Red sunset reflecting on Doe Mountain TN
The valley formed by the Watauga River was known for hundreds of years by the local Native Americans for its fertile soil and clear abundant water sources. Legend has it when Daniel Boone stopped in this fertile valley he shot a doe for food and so named the valley Doe Valley and the creek where he quenched his thirst became Doe Creek. Today it still provides water and fishing for the local inhabitants.
Reaching over 3000′ high on one side of the Watauga River was a mountain soon to be known as Doe Mountain. For many years this 8600 acre mountain was used as a wildlife management area as well as a place for the local hunters of Johnson County to hunt deer, turkey, and bear. In about 2006 it was sold to a developer who planned to turn it into high end homes on secluded lots, build a large 20 acre pond for fishing and there was even talk about making a golf course on the mountain.
Then the recession arrived and the market fell out for second homes, especially high end ones and the developer went bankrupt. Rumor had it that he had turned down $35M for the property a few months before the bottom dropped out. Oops!
There the mountain sat. Not bringing any tax income to the county which could have used it, not being used for hunting, hiking or anything else due to insurance concerns, just sitting there waiting for someone to buy it from the bank. Along came a timber company which offered the bank $1.5M with the intention of clear cutting the mountain.

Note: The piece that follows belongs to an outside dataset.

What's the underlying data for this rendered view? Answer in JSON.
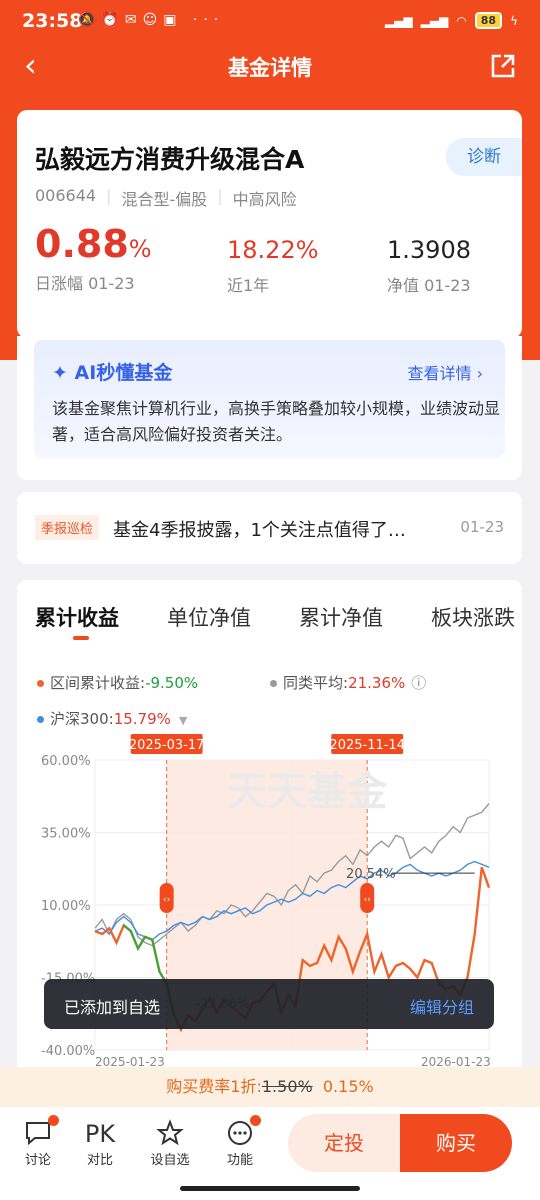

ARGH!
Although this is a protected quarry, this is what the mountain might look like once all the trees were cut down and the stumps removed.
Luckily our county Mayor, Larry Potter, was not going to let this happen to an important natural resource right in the center of the county.
And so he began to search for funding to purchase the mountain and save it from destruction. Soon the Nature Conservancy became involved and agreed to purchase the mountain with the stipulation that the State of Tennessee would purchase the mountain from the Nature Conservancy and create a new entity, a Recreational Area which is not a state park to be run by a Board of Directors.
After many hours of hard work by many diverse groups of citizens working together, the mountain was saved. Now it is well on its way to becoming an area for outdoor enthusiasts from hiking to ATV riders; from mountain bikers to horseback riders; from recreational bike riders to walkers in a rehabilitation program.
Hard work by a dedicated group of volunteers, grant writers and the working together by a diverse group of people will soon bring the dream of those involved to reality. This beautiful mountain has been saved for many future generations.
Come, share the magic of the mountain with us. In every season a reason to visit Northeastern Tennessee.
Thank you volunteers!